**THE PROBLEM**
Each entry must be output exactly as it appears.

# # # #

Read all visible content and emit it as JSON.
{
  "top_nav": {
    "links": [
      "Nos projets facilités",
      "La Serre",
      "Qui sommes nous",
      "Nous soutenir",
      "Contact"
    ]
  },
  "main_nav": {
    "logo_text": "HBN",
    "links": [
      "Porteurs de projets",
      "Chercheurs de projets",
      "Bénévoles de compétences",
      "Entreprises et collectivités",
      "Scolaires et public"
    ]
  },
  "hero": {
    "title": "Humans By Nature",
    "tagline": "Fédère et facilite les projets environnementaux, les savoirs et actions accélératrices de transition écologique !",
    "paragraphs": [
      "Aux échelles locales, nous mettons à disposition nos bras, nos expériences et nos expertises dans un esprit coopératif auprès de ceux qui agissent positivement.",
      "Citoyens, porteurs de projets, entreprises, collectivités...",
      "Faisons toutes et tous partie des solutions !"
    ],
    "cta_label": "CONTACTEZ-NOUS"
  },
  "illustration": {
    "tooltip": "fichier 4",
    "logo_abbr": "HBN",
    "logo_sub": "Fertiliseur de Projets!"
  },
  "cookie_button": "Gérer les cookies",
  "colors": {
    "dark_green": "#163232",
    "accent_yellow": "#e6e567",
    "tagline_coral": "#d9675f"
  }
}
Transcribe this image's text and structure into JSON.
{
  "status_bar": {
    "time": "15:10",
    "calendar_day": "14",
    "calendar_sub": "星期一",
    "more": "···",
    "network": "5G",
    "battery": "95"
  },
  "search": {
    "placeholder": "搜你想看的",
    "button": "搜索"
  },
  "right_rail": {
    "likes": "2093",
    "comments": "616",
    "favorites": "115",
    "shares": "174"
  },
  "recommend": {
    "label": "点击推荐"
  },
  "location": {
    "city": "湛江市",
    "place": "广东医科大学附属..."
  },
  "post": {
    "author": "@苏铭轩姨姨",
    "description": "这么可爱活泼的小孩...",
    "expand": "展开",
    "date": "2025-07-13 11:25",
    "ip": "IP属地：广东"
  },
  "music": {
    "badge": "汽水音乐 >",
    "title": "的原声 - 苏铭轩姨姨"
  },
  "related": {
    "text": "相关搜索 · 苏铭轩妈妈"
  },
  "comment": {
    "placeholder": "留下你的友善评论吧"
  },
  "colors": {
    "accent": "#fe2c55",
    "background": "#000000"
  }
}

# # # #

**RESULT**
Read all visible content and emit it as JSON.
{
  "top_nav": {
    "links": [
      "Nos projets facilités",
      "La Serre",
      "Qui sommes nous",
      "Nous soutenir",
      "Contact"
    ]
  },
  "main_nav": {
    "logo_text": "HBN",
    "links": [
      "Porteurs de projets",
      "Chercheurs de projets",
      "Bénévoles de compétences",
      "Entreprises et collectivités",
      "Scolaires et public"
    ]
  },
  "hero": {
    "title": "Humans By Nature",
    "tagline": "Fédère et facilite les projets environnementaux, les savoirs et actions accélératrices de transition écologique !",
    "paragraphs": [
      "Aux échelles locales, nous mettons à disposition nos bras, nos expériences et nos expertises dans un esprit coopératif auprès de ceux qui agissent positivement.",
      "Citoyens, porteurs de projets, entreprises, collectivités...",
      "Faisons toutes et tous partie des solutions !"
    ],
    "cta_label": "CONTACTEZ-NOUS"
  },
  "illustration": {
    "tooltip": "fichier 4",
    "logo_abbr": "HBN",
    "logo_sub": "Fertiliseur de Projets!"
  },
  "cookie_button": "Gérer les cookies",
  "colors": {
    "dark_green": "#163232",
    "accent_yellow": "#e6e567",
    "tagline_coral": "#d9675f"
  }
}
Transcribe this image's text and structure into JSON.
{
  "status_bar": {
    "time": "15:10",
    "calendar_day": "14",
    "calendar_sub": "星期一",
    "more": "···",
    "network": "5G",
    "battery": "95"
  },
  "search": {
    "placeholder": "搜你想看的",
    "button": "搜索"
  },
  "right_rail": {
    "likes": "2093",
    "comments": "616",
    "favorites": "115",
    "shares": "174"
  },
  "recommend": {
    "label": "点击推荐"
  },
  "location": {
    "city": "湛江市",
    "place": "广东医科大学附属..."
  },
  "post": {
    "author": "@苏铭轩姨姨",
    "description": "这么可爱活泼的小孩...",
    "expand": "展开",
    "date": "2025-07-13 11:25",
    "ip": "IP属地：广东"
  },
  "music": {
    "badge": "汽水音乐 >",
    "title": "的原声 - 苏铭轩姨姨"
  },
  "related": {
    "text": "相关搜索 · 苏铭轩妈妈"
  },
  "comment": {
    "placeholder": "留下你的友善评论吧"
  },
  "colors": {
    "accent": "#fe2c55",
    "background": "#000000"
  }
}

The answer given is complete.